Table 1: Systematic Review of Bone Health

Author Year; Country
Review dates
Total Sample Size




Ashe et al. 2007;



Reviewed published articles from 1980 to 2006


N= 31




Method: Literature search for English articles exploring prevention or treatment of bone loss after SCI.11 RCTs, 5 non-randomized controlled trials, 15 pre-post trials.
Outcome measures include biochemical markers, bone imaging and histomorphometry from bone biopsies.

Databases: PUBMED/Medline, CINAHL, EMBASE, PsycINFO

Level of Evidence:

SCIRE Procedures-
Modified Downs and Black for non-RCTs
PEDRo tool for RCTs

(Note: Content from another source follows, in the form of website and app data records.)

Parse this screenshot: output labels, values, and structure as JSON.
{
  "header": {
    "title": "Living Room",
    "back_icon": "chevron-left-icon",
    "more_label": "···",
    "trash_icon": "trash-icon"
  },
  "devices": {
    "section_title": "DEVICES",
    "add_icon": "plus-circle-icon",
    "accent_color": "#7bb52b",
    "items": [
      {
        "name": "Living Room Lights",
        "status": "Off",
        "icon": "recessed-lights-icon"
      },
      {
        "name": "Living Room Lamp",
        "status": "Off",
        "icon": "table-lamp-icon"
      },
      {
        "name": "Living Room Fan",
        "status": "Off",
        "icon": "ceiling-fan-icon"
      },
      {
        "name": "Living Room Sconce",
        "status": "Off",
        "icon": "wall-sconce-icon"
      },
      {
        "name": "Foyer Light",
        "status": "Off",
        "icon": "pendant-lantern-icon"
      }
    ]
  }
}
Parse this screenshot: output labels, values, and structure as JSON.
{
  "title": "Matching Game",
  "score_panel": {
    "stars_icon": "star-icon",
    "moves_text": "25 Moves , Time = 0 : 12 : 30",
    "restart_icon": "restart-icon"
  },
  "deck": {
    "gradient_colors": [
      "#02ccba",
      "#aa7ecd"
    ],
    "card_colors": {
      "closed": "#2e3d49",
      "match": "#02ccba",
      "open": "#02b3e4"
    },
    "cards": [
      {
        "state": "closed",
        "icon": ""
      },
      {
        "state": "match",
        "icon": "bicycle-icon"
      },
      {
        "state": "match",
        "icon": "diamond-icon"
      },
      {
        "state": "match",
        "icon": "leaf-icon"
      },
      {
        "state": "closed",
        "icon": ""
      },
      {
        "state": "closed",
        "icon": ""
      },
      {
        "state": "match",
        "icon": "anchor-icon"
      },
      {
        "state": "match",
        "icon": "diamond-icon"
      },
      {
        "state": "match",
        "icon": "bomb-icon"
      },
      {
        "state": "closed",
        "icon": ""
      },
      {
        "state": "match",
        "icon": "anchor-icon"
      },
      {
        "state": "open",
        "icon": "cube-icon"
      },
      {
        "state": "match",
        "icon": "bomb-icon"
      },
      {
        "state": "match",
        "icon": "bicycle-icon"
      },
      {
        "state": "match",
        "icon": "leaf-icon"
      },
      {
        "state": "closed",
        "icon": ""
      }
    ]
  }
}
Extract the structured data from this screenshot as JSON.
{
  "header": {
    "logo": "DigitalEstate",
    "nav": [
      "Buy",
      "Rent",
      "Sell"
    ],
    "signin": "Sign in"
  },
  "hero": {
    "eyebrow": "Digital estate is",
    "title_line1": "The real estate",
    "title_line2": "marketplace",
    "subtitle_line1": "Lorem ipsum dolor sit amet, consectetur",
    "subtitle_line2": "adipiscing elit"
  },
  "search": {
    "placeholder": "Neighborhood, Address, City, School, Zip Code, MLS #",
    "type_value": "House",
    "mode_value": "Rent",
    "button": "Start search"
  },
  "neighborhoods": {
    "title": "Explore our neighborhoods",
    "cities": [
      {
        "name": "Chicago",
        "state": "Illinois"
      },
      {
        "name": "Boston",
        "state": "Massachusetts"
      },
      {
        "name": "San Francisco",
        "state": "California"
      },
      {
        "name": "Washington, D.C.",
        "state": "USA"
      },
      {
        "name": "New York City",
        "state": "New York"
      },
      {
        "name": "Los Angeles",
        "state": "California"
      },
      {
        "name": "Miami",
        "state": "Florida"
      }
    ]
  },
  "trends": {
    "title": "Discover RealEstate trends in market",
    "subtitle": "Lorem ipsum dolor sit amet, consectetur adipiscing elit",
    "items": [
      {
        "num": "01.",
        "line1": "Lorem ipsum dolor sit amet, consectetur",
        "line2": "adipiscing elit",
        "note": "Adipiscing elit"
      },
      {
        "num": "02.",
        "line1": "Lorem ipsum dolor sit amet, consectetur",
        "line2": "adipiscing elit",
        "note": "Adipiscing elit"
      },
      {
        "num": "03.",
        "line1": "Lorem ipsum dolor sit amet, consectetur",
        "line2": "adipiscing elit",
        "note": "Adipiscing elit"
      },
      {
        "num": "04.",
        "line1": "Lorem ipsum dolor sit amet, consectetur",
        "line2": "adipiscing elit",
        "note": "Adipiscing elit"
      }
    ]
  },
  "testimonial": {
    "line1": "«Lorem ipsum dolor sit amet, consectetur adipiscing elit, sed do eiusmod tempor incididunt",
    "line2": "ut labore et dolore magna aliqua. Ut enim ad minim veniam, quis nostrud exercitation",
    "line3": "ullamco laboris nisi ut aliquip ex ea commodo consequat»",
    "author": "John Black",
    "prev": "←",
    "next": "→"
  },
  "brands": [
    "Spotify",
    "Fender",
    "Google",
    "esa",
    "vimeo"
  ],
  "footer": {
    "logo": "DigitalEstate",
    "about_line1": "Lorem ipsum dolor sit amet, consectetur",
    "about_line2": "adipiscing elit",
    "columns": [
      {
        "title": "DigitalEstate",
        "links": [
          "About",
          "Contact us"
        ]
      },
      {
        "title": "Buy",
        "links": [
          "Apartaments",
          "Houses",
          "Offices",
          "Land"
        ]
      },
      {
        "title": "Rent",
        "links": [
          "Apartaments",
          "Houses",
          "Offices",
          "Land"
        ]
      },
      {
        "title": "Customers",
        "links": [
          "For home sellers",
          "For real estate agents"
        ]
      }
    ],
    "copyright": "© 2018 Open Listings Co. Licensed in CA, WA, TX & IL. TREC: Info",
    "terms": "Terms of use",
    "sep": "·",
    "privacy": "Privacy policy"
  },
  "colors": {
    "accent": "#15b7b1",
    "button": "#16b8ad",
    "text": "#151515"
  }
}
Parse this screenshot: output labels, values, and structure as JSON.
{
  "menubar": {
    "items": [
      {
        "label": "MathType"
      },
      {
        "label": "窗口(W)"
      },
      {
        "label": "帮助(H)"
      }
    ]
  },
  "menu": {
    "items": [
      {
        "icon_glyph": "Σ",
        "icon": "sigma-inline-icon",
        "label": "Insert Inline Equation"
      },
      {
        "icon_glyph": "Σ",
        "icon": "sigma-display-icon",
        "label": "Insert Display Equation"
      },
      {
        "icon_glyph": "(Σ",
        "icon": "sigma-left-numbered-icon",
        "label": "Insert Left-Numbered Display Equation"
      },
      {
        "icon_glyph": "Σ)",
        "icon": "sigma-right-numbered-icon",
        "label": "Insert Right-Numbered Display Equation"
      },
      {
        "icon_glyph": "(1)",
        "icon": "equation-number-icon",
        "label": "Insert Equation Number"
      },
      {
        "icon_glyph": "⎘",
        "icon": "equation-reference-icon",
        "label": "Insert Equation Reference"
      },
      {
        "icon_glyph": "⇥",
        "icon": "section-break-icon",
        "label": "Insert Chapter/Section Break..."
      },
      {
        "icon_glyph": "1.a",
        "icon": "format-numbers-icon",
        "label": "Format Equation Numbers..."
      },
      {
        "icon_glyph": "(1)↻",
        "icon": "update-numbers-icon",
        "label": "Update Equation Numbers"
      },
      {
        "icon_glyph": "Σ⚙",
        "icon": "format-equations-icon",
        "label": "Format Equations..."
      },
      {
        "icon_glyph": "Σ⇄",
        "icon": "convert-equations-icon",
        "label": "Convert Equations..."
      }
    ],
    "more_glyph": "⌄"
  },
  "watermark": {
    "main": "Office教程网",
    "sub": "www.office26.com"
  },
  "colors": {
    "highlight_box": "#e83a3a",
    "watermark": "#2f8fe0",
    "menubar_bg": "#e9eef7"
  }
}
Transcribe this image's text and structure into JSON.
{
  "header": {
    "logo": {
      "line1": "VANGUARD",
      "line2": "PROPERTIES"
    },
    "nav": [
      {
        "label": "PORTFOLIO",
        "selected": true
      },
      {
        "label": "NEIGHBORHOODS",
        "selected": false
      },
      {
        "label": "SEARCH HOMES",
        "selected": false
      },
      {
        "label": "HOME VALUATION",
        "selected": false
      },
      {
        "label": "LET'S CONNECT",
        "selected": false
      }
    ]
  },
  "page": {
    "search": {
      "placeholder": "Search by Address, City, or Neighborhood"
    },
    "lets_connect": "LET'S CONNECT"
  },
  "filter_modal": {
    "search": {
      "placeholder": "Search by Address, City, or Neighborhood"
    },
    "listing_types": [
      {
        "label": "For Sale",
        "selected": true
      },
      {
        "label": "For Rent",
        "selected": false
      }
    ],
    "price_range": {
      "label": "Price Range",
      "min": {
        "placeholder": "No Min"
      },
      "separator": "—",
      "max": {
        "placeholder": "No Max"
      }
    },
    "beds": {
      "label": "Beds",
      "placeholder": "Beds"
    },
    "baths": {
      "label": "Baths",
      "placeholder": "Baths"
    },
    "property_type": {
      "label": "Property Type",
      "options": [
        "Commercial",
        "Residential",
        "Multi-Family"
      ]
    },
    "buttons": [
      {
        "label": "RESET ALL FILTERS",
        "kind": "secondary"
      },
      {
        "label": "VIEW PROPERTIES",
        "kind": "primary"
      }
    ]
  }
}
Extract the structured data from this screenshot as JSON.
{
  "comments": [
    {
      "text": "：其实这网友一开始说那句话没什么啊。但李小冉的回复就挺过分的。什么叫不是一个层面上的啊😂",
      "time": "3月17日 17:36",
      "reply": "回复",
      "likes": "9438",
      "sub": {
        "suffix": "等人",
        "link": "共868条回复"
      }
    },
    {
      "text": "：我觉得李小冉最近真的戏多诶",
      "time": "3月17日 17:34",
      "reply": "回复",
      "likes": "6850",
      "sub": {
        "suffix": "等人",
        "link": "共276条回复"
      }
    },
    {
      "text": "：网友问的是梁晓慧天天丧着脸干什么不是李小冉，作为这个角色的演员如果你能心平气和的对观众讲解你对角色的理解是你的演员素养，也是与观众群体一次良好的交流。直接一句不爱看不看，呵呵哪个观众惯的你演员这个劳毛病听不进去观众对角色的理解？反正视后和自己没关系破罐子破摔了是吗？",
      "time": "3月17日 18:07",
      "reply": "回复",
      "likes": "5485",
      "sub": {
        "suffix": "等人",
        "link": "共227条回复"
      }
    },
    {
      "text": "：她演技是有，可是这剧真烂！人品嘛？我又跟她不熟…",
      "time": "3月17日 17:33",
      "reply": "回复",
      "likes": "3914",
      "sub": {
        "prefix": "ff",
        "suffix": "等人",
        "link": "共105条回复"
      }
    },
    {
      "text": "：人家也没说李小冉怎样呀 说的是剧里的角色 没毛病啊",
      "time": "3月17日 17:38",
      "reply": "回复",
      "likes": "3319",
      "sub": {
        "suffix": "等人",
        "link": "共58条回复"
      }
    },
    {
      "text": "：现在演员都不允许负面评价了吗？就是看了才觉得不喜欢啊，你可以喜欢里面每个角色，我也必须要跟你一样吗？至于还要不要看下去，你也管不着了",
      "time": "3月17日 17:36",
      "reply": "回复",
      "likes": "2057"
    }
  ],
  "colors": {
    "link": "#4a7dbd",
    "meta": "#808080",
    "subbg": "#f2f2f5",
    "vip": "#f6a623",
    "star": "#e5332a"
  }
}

  1. There is Level 1 evidence for the prevention and treatment of bone loss using bisphosphonates (clodronate, etidronate and alendronate) that may maintain BMD or slow the decline of BMD after SCI.  There is a lack of definitive evidence supporting nonpharmacological interventions for the treatment of bone loss after an SCI with the exception of muscular electrical stimulation.
  2. Level 1 Evidence:
  • For the first year postinjury, randomized controlled trials show that clodronate prevents a decrease in BMD of the hip and knee region with limited adverse effects on bone mineralization in men living with paraplegia
  • Oral etidronate prevents a decrease in BMD of the hip and knee region in people living with incomplete paraplegia or tetraplegia who return to walking

Chang et al.




Reviewed articles published before Jan. 2013


N = 19




Method: Literature search for English articles related to treatment of post-SCI osteoporosis using bisphosphonates or FES.
Bisphosponate treatment: 7 experimental (RCT) studies and 1 quasi-experimental studies. FES treatment: 2 quasi-experimental studies and 9 longitudinal follow-up studies.
Outcome measures included percentage BMD change from baseline using DXA or CT at 3, 6, 9, 12, and 18 mos.

Databases: PubMed, Scopus

Level of Evidence:
Jadad scale for RCTs and quasi-experimental trials; Newcastle-Ottawa scale for longitudinal follow-up studies

  1. Bisphosphonate therapy in the early post-injury period attenuated sublesional bone loss, compared to placebo or usual care.
  2. Participants with chronic SCI who were exposed to an FES intervention (cycling ergometry or knee resistance exercise) of more than 3 months duration showed a significant increase in knee-region BMD at 3, 6, and 12 mos. post-intervention.
  3. Knee-region BMD increases were not maintained after FES therapy was discontinued. In one report, knee-region BMD returned to baseline after 6 months without training.
  4. Interventions that provided FES ≥ 5 days/week were likely to be more effective than interventions that used FES ≤ 3 days/week..

Biering-Sorensen et al. 2009;



Reviewed Published articles from 1988 to 2008


N= 45



Methods: Literature search for articles exploring non-pharmacological treatments of osteoporosis after SCI.
Interventions include weight-bearing, standing, walking, exercise, electrical stimulation.
Outcome measures include bone mineral content and bone mineral density.

Database: PubMed, EMBASE and the Cochrane Controlled Trials Register, PEDro database

Level of Evidence:
SCIRE procedures- PEDro tool


  1. No conclusive indication of any effective intervention.
  2. Bone mineral should be measured around the knee
  3. Length and intensity of non-pharmacological treatment should be sufficiently long and high, and should commence early after SCI.
    – stimulation used has to be maintained if the positive effect on BMD is to remain

Bryson & Gourlay 2009;



Reviewed Published articles from 1955 to 2008


N= 7




Methods: Literature search for English articles related to bisphosphonate (BPs) therapy to optimize bone health with experimental, quasi-experimental or controlled observational design.
Interventions include bisphosphonates (alendronate, zoledronate, pamidronate, etidronate).
6 experimental (RCT) studies and 1 quasi-experimental study.
Outcome measures include bone mineral density and histomorphometry bone measures.

Databases:  PubMed/MEDLINE database (1966 through December 2008), ISI database (1955 through December 2008)
Treatment regimens of second-generation BPs administered in the acute stages of SCI attenuated bone hyper-resorption in treated patients compared with placebo during the treatment period in most studies.

  1. Data were insufficient to recommend routine use of BPs for fracture prevention in SCI patients.
  2. Fair or poor quality of evidence
  • 2 studies rated poor
  • 5 studies rated fair

    3. None of the studies included fracture outcomes.